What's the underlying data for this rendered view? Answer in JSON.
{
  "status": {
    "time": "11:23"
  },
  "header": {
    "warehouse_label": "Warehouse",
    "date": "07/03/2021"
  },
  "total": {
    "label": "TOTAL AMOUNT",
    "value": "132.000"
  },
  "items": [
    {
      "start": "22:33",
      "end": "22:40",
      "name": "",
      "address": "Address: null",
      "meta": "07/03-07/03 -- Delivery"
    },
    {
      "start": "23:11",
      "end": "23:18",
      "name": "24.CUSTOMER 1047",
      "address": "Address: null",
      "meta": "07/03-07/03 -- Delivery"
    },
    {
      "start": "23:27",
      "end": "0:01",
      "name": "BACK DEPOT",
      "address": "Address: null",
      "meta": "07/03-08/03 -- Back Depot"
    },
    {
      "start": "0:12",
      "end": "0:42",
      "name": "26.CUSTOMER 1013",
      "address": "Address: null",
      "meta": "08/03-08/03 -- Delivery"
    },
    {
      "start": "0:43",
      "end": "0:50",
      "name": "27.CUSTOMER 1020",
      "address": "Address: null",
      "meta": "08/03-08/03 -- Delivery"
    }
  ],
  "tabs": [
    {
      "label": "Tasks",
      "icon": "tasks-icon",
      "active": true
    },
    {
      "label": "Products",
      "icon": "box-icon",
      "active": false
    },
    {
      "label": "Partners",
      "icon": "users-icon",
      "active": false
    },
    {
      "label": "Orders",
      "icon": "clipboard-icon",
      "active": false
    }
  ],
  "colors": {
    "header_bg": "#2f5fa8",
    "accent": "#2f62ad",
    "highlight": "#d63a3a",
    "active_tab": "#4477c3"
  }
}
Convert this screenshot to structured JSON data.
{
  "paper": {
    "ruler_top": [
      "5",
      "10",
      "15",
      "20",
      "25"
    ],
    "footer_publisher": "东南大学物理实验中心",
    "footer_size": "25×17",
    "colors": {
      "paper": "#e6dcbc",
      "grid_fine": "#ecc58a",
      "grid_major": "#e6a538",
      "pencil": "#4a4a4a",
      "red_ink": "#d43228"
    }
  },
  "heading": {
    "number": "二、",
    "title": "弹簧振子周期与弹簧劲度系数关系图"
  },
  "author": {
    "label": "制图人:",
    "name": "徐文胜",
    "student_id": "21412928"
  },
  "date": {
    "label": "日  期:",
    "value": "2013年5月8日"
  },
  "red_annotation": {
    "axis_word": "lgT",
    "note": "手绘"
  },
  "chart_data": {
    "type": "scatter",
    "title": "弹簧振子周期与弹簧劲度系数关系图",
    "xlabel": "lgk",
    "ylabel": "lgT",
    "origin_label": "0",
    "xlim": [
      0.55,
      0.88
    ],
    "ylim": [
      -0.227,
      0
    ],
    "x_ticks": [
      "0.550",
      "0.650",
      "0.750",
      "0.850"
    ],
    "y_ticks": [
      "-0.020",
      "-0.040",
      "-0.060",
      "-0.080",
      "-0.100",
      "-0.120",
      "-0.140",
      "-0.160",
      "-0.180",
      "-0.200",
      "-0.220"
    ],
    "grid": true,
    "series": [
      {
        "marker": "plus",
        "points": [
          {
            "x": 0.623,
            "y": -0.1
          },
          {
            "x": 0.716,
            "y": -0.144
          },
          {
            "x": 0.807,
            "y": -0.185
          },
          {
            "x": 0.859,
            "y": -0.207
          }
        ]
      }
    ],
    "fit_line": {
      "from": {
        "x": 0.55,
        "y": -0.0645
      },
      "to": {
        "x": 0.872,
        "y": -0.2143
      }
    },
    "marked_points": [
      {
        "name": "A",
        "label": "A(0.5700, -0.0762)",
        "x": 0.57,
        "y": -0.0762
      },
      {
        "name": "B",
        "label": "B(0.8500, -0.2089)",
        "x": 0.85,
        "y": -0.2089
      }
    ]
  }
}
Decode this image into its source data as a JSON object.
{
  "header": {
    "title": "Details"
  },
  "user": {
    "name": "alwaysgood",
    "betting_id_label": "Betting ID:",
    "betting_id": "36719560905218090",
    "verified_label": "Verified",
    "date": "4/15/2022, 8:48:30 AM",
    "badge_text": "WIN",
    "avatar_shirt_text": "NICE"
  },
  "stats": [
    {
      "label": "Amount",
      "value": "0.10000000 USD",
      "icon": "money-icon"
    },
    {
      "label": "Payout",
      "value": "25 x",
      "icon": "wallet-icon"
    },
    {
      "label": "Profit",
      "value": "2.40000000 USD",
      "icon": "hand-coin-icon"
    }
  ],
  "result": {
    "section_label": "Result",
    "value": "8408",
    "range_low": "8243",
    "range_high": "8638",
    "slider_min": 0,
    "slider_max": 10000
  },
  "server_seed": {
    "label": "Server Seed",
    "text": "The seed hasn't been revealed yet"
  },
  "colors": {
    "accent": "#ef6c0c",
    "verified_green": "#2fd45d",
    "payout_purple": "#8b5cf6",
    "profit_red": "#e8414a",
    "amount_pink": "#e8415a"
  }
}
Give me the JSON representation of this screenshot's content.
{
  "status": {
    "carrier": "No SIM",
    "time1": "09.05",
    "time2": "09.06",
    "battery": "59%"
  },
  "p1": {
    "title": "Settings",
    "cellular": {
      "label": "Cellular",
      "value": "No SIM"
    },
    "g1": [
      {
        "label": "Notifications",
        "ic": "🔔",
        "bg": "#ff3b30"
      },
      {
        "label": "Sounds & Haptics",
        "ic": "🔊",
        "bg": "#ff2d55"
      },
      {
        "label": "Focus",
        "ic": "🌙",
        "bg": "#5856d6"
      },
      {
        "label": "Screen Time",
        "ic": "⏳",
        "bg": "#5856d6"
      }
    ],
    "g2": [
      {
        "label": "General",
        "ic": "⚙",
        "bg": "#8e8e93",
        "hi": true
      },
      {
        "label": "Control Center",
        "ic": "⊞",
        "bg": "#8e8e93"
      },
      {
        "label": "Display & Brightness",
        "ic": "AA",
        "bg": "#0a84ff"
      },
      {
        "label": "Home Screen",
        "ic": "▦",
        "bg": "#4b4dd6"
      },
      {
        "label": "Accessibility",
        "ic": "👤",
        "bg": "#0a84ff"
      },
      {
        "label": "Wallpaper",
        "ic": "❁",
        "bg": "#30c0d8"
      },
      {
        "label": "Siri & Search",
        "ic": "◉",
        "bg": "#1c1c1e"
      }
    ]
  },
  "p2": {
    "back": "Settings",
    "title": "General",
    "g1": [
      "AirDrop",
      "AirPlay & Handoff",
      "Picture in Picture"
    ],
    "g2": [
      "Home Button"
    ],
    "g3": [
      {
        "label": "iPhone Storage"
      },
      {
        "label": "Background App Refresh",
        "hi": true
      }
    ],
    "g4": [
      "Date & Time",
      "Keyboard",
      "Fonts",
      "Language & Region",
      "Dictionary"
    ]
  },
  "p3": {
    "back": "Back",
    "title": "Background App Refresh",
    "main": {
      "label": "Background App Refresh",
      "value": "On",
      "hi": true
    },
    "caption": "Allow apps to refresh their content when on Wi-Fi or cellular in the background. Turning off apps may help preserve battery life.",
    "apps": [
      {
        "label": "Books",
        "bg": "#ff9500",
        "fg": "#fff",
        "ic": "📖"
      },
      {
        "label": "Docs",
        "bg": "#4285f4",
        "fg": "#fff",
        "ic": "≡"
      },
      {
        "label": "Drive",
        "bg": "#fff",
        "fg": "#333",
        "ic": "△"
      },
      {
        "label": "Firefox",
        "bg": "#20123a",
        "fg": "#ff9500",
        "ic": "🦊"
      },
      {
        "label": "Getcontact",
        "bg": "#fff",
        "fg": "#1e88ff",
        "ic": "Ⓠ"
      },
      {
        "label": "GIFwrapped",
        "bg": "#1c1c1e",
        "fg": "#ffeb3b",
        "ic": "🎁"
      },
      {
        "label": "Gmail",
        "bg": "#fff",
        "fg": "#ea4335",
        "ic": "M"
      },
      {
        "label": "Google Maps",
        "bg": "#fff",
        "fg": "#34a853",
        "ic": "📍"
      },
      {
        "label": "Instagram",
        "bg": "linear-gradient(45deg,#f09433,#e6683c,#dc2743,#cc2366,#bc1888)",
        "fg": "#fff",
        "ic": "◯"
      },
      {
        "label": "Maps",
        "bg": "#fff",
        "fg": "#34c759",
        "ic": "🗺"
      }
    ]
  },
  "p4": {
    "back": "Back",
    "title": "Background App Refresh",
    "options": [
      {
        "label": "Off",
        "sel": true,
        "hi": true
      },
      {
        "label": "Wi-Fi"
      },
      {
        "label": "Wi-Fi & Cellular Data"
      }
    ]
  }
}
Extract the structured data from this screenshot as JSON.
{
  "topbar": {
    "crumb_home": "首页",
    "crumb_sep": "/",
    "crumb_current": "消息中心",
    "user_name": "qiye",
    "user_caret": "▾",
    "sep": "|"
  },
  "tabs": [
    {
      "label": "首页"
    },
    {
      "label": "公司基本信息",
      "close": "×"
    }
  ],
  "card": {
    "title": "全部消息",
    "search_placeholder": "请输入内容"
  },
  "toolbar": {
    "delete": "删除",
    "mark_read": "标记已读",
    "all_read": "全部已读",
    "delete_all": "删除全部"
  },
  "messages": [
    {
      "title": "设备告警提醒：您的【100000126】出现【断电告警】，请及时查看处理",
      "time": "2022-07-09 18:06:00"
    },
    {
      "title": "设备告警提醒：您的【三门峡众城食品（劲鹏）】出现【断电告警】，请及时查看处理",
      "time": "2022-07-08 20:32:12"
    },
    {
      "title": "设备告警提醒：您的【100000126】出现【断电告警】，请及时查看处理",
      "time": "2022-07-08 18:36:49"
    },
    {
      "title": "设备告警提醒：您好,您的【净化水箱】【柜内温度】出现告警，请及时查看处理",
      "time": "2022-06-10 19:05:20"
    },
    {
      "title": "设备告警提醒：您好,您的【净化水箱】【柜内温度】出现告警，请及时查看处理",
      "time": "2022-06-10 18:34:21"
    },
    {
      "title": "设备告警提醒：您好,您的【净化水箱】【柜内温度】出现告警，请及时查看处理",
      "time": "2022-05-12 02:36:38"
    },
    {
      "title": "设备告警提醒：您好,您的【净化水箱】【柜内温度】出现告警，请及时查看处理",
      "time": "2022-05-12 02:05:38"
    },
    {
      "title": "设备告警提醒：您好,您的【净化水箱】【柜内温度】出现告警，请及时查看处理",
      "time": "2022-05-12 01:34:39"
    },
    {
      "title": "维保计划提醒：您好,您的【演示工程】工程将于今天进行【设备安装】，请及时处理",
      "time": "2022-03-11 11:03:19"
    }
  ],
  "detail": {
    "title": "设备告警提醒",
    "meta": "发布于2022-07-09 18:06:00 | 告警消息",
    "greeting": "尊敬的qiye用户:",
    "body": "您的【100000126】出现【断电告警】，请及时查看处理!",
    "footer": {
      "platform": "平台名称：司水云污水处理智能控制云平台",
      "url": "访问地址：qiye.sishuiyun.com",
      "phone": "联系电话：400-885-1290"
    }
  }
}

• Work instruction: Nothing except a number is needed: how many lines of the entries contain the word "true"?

• Solution for this problem: 7